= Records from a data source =
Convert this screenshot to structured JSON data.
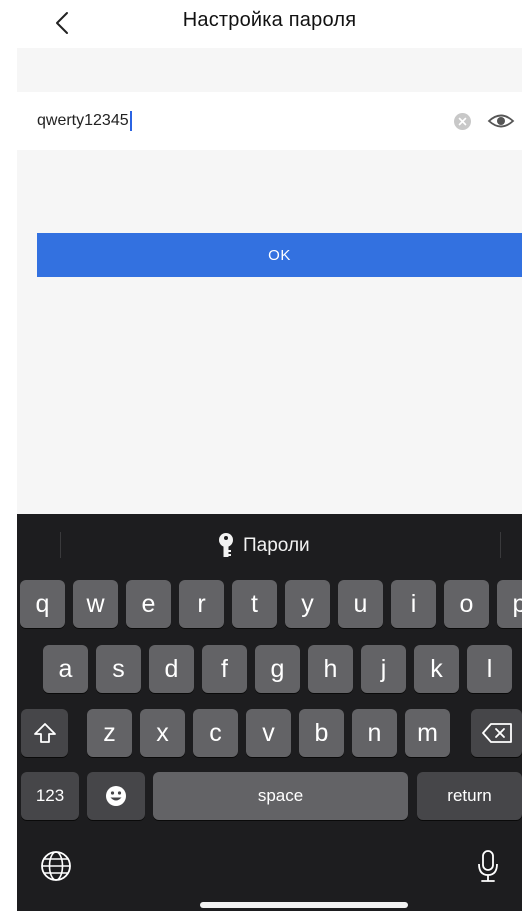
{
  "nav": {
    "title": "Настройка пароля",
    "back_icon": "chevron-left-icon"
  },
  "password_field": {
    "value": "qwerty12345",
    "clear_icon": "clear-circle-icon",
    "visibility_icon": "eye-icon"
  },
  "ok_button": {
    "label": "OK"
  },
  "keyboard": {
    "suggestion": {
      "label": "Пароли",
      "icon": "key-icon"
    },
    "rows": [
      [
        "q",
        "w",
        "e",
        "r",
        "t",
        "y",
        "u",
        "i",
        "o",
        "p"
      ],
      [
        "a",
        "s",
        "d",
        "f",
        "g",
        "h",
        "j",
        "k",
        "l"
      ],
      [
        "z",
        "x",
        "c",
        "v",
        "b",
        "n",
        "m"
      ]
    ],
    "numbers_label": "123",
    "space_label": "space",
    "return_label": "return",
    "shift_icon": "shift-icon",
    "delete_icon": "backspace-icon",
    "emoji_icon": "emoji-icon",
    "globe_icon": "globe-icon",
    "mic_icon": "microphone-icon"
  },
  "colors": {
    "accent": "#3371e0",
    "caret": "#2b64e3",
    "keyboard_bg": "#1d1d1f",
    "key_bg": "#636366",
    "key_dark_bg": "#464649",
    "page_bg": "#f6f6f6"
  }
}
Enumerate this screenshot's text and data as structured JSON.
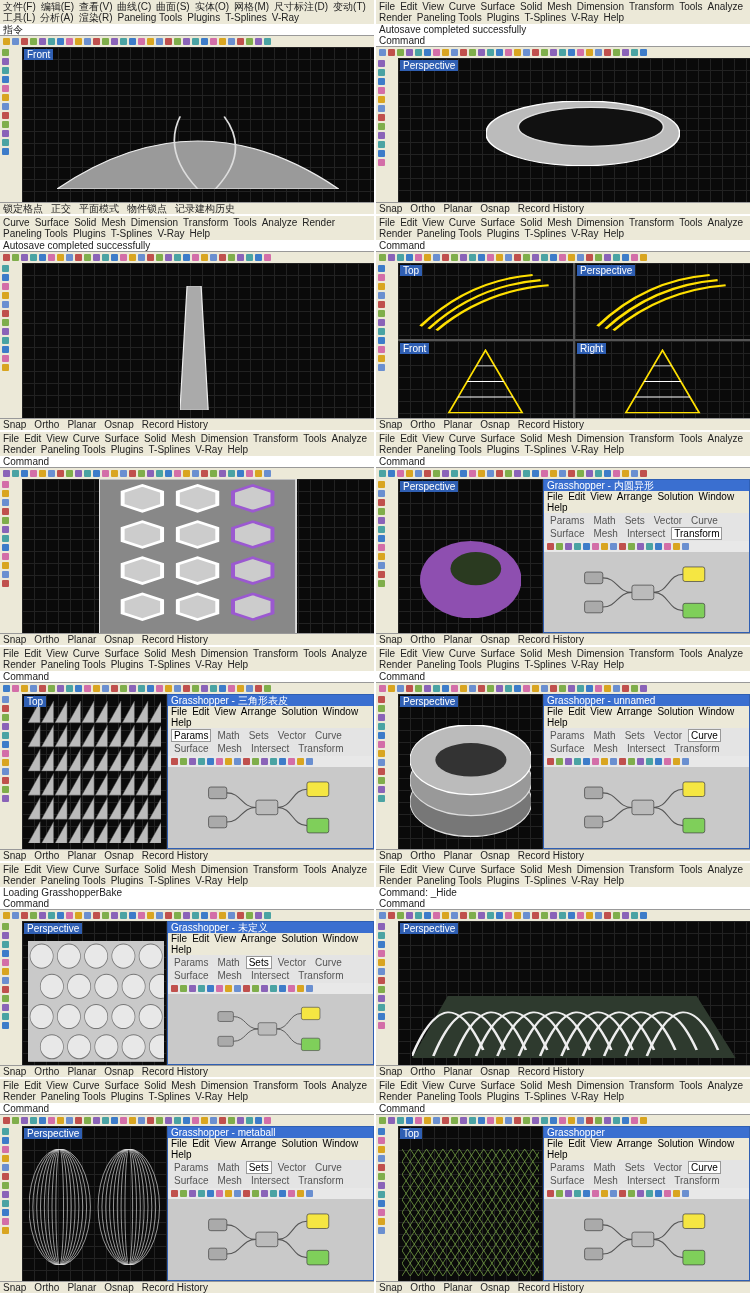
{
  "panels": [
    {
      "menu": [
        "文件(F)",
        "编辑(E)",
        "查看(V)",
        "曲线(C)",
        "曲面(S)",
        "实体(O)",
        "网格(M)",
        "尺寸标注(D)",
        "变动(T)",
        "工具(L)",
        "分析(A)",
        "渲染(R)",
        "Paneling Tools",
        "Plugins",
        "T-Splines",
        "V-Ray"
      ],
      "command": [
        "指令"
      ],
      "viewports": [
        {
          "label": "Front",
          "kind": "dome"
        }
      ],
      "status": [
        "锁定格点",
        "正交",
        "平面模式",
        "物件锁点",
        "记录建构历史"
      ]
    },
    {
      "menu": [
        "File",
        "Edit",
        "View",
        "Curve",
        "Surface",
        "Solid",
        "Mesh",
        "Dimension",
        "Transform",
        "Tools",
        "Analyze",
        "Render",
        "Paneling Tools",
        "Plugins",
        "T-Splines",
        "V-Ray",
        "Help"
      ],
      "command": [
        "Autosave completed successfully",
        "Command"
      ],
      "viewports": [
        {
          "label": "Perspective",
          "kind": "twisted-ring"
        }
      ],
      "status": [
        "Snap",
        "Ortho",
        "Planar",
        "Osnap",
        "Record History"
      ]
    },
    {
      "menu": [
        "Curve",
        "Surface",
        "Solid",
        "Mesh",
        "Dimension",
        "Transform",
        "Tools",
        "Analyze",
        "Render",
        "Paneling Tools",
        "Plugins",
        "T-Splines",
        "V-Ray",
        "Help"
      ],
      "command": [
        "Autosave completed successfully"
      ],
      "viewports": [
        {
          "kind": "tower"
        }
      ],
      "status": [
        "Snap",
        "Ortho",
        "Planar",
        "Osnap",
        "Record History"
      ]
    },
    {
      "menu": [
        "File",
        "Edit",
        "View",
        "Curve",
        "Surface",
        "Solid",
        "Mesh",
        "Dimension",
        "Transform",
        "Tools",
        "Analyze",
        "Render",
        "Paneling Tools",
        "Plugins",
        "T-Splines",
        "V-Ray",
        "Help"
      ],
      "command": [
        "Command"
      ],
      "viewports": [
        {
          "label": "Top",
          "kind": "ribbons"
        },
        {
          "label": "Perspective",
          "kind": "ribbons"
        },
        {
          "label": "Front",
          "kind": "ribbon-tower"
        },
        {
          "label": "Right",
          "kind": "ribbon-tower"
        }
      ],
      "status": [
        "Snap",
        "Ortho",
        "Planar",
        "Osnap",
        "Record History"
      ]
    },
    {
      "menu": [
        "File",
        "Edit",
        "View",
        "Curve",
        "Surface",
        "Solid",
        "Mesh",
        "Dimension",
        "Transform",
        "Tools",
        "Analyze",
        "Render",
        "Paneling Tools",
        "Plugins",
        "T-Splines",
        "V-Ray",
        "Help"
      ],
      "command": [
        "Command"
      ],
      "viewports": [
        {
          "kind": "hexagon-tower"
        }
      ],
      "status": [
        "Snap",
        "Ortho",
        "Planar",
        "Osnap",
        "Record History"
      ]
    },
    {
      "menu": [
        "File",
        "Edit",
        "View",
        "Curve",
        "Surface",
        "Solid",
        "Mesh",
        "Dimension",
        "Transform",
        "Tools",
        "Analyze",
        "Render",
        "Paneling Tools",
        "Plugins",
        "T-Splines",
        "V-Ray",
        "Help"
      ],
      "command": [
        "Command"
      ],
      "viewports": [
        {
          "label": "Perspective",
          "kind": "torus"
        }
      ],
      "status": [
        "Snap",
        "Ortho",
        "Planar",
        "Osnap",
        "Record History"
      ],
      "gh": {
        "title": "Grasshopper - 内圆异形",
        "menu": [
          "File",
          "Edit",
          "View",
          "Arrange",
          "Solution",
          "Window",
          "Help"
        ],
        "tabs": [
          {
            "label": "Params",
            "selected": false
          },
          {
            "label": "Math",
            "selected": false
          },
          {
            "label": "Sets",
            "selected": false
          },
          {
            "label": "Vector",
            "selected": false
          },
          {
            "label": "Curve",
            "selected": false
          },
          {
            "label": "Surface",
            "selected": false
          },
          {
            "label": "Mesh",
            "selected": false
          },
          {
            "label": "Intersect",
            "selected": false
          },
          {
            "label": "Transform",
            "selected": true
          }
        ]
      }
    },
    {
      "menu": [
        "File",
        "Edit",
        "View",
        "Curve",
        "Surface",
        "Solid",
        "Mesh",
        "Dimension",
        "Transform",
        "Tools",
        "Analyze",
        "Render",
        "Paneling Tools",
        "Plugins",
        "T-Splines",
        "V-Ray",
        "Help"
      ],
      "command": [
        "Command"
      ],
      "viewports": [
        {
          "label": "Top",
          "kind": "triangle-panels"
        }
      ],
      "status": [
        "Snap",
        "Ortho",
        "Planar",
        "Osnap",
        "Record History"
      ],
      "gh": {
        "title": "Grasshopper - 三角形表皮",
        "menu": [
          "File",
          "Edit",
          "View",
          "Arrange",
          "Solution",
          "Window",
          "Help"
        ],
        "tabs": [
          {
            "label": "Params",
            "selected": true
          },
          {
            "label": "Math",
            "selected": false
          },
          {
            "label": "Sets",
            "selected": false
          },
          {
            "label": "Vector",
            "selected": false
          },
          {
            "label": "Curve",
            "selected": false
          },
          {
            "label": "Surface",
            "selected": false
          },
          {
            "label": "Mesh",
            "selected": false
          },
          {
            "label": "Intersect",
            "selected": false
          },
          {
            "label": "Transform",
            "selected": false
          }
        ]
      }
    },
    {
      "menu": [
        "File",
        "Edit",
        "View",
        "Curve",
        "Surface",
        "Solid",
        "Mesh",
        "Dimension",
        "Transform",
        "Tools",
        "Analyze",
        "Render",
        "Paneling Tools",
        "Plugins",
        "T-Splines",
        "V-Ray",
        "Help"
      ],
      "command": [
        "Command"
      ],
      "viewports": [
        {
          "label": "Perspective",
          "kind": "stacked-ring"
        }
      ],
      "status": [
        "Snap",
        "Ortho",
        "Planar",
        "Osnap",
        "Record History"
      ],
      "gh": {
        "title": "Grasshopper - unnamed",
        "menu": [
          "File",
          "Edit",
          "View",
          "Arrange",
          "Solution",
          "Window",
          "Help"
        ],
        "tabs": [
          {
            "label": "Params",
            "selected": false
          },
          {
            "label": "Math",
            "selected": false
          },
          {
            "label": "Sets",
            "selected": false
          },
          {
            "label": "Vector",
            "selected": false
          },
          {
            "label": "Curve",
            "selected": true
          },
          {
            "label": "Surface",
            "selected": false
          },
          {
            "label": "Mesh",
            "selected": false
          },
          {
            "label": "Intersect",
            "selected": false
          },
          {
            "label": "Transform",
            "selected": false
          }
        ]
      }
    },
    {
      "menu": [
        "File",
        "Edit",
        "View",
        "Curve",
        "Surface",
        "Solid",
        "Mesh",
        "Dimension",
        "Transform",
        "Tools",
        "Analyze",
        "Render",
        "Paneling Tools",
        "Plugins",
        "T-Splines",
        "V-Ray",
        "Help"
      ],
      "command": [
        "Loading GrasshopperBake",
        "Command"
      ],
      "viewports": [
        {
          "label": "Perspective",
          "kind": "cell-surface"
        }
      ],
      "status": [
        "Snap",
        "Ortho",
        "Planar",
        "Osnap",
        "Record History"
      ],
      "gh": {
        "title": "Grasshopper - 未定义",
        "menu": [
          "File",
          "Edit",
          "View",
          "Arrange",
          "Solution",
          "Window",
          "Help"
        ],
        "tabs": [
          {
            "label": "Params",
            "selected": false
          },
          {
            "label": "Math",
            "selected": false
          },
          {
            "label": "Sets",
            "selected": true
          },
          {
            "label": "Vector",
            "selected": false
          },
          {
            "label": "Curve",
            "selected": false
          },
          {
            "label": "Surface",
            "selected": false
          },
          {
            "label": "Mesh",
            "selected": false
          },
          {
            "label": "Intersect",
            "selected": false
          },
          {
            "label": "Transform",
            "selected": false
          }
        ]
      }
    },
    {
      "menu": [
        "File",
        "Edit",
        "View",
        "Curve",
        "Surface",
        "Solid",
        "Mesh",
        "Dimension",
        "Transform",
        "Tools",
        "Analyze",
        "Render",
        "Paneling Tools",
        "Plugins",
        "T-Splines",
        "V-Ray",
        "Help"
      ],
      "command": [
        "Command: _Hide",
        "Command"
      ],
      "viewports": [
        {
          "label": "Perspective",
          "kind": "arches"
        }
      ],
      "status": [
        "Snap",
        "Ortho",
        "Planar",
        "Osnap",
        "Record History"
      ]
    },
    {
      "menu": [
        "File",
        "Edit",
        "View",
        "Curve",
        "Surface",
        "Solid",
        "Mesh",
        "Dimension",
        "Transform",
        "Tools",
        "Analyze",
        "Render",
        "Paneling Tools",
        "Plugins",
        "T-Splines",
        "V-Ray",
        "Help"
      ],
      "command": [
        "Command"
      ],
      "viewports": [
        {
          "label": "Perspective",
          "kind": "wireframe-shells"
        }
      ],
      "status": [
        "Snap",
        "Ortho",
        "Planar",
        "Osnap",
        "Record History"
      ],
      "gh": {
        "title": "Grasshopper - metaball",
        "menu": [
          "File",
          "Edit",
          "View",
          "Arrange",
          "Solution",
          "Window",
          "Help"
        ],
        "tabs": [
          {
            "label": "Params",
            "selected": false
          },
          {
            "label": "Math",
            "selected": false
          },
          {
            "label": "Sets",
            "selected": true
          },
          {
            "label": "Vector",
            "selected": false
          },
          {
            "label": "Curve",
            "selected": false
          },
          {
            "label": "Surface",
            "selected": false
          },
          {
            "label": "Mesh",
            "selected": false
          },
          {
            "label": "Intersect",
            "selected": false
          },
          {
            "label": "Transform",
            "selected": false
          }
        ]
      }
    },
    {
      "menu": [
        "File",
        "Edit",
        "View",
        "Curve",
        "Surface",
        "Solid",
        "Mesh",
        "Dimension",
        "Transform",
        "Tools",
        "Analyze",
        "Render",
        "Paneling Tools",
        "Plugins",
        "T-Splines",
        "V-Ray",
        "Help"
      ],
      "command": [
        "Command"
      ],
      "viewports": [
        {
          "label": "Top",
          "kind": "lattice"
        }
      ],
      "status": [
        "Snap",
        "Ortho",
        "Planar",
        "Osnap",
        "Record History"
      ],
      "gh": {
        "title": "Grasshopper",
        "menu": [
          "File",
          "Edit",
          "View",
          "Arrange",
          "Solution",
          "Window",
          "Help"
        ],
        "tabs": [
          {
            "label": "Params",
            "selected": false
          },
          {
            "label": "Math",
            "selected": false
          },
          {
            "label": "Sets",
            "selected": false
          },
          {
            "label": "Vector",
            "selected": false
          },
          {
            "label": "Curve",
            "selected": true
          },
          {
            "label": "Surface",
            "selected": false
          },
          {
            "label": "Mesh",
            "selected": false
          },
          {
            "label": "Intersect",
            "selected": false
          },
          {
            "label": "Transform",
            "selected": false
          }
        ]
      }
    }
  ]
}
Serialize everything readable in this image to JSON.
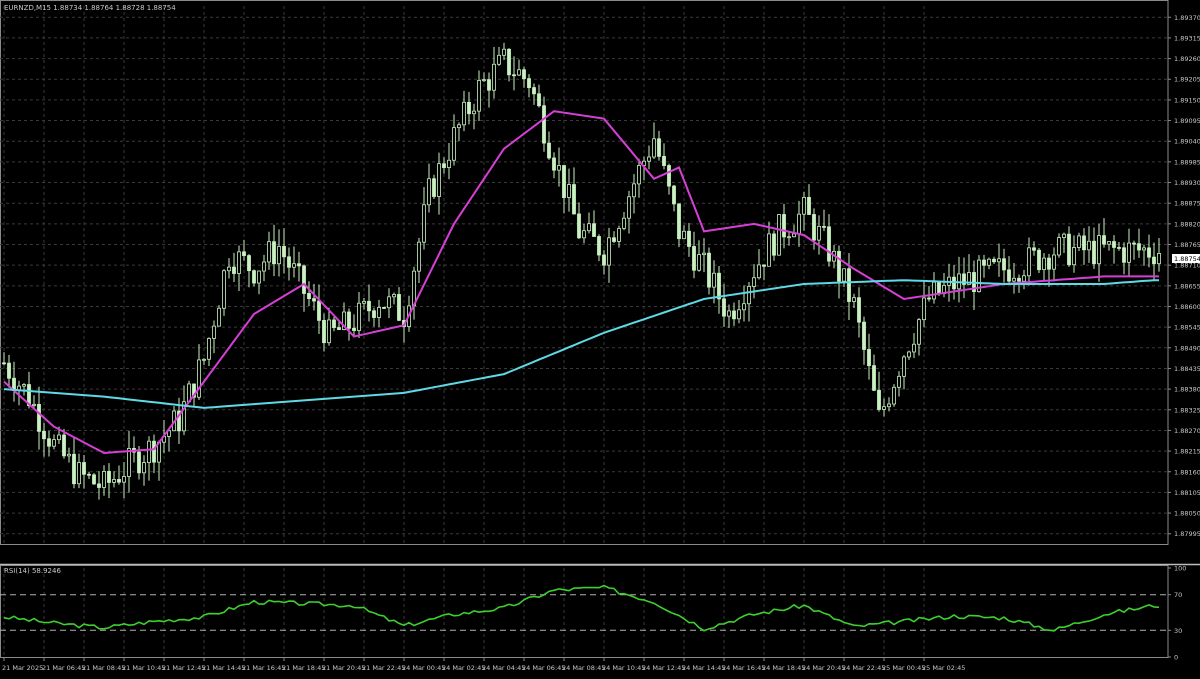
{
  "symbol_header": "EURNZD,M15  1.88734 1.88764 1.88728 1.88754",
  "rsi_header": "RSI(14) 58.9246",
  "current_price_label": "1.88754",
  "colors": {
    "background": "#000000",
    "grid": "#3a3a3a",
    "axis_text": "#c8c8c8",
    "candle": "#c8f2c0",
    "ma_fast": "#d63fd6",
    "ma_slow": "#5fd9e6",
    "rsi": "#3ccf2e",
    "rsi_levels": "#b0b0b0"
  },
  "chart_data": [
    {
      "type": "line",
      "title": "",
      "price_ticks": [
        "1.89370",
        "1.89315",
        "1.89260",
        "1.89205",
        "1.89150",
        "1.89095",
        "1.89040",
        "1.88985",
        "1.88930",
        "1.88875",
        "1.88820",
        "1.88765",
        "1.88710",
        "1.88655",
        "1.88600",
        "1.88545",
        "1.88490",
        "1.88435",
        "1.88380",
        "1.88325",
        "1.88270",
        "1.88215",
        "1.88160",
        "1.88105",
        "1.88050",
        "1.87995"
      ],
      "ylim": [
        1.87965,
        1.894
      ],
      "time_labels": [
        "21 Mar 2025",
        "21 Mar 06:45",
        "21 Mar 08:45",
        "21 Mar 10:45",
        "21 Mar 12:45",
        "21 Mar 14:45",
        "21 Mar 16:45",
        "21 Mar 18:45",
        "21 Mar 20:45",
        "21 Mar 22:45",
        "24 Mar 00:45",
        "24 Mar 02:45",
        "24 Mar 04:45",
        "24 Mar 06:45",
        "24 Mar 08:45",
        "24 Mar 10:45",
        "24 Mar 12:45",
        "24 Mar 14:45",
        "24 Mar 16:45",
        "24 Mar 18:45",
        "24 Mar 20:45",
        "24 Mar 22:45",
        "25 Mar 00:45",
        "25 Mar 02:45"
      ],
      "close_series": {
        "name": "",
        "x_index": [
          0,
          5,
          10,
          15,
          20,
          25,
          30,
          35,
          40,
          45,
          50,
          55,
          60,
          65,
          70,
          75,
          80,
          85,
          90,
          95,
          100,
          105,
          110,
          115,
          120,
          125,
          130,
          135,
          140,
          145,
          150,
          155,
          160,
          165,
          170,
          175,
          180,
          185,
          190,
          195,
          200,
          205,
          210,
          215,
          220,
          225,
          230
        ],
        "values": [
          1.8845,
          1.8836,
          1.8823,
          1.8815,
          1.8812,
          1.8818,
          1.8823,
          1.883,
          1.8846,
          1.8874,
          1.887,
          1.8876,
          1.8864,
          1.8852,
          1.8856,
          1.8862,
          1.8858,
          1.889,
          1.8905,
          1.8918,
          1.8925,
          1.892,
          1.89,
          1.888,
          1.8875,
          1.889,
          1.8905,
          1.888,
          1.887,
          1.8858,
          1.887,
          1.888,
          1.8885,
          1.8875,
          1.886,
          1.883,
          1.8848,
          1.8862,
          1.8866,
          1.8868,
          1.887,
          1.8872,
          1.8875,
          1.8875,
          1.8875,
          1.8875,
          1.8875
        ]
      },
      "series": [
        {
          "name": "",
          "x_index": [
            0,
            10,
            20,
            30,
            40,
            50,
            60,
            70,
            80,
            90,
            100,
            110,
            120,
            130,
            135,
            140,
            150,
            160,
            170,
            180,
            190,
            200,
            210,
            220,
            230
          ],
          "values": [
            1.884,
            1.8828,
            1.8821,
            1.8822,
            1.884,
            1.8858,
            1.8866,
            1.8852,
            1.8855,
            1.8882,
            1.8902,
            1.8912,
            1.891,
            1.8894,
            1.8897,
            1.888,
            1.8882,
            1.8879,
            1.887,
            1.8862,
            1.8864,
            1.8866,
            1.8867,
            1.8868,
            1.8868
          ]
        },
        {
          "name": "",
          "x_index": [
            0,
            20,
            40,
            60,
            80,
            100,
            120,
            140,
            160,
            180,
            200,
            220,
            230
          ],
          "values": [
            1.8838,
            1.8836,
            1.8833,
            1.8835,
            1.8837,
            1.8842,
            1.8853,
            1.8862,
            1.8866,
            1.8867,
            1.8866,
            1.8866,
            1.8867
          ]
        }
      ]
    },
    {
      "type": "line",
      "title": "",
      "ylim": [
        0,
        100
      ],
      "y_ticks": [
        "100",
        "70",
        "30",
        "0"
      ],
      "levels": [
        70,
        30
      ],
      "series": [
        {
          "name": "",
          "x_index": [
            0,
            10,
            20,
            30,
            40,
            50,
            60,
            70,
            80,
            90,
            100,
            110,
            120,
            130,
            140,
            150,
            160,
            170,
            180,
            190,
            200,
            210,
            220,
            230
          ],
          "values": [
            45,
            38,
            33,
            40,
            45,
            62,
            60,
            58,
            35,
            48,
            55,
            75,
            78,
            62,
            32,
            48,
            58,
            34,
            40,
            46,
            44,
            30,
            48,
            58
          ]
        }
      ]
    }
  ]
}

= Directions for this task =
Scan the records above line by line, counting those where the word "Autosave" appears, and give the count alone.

= Result =
2